U.S. to clarify Iran rules, but Tehran must reassure wary firms

U.S. President Barack Obama speaks during his trilateral meeting with South Korean President Park Geun-Hye and Japanese Prime Minister Shinzo Abe at the Nuclear Security Summit in Washington March 31, 2016. REUTERS/Kevin Lamarque

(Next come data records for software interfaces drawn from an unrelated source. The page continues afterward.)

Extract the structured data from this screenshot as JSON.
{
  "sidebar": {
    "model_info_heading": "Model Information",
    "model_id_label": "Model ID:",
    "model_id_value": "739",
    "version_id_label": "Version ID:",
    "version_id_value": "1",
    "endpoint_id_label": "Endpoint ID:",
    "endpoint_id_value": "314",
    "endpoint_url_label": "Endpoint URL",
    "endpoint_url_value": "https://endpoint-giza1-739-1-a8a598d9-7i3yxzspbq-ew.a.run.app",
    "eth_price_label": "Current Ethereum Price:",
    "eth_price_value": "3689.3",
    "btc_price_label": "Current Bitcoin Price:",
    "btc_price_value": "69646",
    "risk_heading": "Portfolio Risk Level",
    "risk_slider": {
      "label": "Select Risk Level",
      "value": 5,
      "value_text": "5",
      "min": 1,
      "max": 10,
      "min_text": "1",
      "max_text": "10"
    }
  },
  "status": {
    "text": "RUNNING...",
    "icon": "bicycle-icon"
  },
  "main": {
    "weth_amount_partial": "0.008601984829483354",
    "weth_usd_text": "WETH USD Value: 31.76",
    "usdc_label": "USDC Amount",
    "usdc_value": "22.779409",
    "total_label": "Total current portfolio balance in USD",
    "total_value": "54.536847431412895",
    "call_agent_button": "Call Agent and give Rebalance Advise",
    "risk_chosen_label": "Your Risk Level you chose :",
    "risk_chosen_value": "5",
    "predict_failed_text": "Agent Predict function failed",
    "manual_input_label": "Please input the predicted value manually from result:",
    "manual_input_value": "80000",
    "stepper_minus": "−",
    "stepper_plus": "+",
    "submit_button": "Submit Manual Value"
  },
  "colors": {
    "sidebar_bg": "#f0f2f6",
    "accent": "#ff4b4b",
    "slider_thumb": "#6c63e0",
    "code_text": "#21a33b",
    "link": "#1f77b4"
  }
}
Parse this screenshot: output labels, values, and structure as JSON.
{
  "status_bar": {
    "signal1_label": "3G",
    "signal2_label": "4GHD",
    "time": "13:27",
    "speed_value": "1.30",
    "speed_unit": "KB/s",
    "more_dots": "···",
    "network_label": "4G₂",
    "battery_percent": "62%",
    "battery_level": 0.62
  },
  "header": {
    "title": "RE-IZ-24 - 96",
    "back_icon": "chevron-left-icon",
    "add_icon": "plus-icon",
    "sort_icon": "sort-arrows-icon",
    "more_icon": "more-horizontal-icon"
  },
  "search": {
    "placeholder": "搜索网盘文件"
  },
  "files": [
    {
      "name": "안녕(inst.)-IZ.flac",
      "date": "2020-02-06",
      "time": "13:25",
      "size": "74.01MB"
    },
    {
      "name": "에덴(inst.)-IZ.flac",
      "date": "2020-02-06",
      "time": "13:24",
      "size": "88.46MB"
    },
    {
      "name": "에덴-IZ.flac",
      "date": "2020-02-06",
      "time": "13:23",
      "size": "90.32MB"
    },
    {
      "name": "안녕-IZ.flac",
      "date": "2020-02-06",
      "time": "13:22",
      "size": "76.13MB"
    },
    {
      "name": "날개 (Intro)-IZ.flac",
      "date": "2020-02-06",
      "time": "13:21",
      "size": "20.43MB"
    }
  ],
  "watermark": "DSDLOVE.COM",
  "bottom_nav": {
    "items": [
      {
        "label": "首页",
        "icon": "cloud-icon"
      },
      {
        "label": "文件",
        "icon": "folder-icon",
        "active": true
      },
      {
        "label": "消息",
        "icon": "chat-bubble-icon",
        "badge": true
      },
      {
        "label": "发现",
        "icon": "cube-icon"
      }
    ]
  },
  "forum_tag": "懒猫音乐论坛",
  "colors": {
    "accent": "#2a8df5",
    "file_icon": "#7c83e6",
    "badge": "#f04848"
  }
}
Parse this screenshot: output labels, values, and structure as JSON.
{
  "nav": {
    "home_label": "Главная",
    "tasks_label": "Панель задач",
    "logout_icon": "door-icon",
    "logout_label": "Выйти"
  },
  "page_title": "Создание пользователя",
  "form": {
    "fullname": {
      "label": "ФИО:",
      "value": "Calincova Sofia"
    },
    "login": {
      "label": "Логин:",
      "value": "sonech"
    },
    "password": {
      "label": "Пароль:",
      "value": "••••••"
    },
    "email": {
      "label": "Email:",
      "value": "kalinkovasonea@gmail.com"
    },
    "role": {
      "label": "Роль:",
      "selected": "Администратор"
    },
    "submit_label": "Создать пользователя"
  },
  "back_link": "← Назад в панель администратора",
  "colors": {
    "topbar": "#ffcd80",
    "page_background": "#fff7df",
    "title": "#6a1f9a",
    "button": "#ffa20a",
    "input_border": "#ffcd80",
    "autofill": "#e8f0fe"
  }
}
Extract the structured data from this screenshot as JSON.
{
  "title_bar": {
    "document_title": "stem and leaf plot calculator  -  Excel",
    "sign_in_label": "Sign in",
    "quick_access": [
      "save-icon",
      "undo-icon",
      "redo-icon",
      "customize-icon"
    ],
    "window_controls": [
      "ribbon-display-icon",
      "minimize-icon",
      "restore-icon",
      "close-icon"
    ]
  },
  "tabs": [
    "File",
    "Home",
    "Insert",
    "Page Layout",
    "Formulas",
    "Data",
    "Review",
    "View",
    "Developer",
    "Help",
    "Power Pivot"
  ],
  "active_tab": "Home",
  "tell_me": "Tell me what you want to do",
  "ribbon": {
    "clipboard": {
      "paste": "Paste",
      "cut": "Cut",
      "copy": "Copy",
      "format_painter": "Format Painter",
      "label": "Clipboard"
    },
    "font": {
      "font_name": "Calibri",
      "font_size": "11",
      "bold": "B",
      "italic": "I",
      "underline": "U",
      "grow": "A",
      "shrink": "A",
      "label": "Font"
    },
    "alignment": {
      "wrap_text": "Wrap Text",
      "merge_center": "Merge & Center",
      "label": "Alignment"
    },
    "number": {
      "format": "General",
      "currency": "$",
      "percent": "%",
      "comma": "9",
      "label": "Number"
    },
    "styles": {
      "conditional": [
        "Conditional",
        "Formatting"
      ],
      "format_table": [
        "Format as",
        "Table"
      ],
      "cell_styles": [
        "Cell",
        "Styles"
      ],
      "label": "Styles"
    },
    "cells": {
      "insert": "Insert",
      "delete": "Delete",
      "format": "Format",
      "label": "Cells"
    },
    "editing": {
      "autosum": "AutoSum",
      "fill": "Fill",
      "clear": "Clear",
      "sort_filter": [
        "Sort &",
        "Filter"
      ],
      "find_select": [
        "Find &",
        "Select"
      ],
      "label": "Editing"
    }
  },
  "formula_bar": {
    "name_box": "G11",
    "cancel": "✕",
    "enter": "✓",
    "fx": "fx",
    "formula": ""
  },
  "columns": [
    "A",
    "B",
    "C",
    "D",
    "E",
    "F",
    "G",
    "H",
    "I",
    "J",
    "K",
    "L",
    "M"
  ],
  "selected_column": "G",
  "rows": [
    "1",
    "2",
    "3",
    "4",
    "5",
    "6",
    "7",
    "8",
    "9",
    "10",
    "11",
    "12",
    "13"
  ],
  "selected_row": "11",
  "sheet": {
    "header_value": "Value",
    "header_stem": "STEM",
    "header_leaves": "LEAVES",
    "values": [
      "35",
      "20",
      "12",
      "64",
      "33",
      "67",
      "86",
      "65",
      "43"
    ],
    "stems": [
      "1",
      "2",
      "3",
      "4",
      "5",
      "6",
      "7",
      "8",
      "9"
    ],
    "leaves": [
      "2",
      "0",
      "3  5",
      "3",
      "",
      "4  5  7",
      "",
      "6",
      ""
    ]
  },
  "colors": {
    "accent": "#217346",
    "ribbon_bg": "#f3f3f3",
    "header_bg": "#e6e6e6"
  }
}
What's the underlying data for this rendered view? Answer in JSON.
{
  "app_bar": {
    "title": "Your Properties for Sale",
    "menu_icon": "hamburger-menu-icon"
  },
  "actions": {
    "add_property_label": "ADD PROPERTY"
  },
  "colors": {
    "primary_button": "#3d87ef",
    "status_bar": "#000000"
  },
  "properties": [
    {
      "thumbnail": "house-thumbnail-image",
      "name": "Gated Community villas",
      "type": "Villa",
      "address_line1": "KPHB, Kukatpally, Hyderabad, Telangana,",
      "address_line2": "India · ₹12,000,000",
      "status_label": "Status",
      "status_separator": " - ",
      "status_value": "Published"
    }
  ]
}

By Roberta Rampton and Arshad Mohammed WASHINGTON (Reuters) - The United States will try to help foreign companies become more at ease doing business with Iran after last year's nuclear deal, but Tehran must also reassure them it is a safe place to invest, President Barack Obama said on Friday. Iranian officials have complained the country is not getting the full economic fruits of the landmark July 14 deal, which offered sanctions relief in return for Iran's curbing its nuclear programme. Speaking to reporters at the close of a two-day summit on nuclear security, Obama said foreign companies needed to get used to the idea of working with Iran after many years in which they faced high penalties if they did so and violated sanctions. He also said U.S. Treasury Secretary Jack Lew, along with his counterparts from the five other world powers that negotiated the deal with Iran, would provide "clarity to businesses about what transactions are, in fact, allowed." Obama said it would take several months for companies to feel confident they can deal with Iran. However, he said the United States was not looking to permit the use of the U.S. financial system for dollar-denominated transactions with Iran, and said foreign companies could work through European banks. Most U.S. sanctions against Iran remain in place, severely limiting what business U.S. companies can do with the Islamic Republic and placing the U.S. financial system essentially off limits for transactions with Iran by non-U.S. companies. "Some of the concerns that Iran has expressed, we are going to work with them to address," Obama said, adding that it was "not necessary that we take the approach of them going through dollar-denominated transactions." He also placed the onus on Iran to do more to reassure the world that it was a safe place to invest. "Iran so far has followed the letter of the agreement, but the spirit of the agreement involves Iran also sending signals to the world community and businesses that it is not going to be engaging in a range of provocative actions that might scare business off," he said. "When they launch ballistic missiles with slogans calling for the destruction of Israel, that makes businesses nervous," he said. Iran in early March test-fired ballistic missiles, and the U.S. ambassador to the United Nations, Samantha Power, has said that Iranian military leaders have claimed the missiles "are designed to be a direct threat to Israel." Iran's Supreme Leader Ayatollah Ali Khamenei on March 10 said the Iranian economy had not yet benefited from the Western trade delegations visiting Iran, saying: "We are expecting to see some real improvements. Promises on paper have no value." One underlying reason for the Iranian frustration is the fact that non-U.S. companies that are now allowed to trade with Iran find they cannot do so without touching the U.S. financial system, which remains off limits. As a result, U.S. officials have said the United States is considering easing some sanctions to permit non-American companies to have some access to the U.S. financial system for dollar transactions involving Iran. U.S. House of Representatives Speaker Paul Ryan, a Republican, on Friday urged Obama to reject any such moves. "These reports are deeply concerning, to say the least," he said in a statement. "As Iran continues to undermine the spirit of its nuclear agreement with illicit ballistic missile tests, the Obama administration is going out of its way to help Tehran reopen for business. The president should abandon this idea." (Reporting by Roberta Rampton; Writing by Doina Chiacu and Arshad Mohammed; Editing by James Dalgleish and Leslie Adler)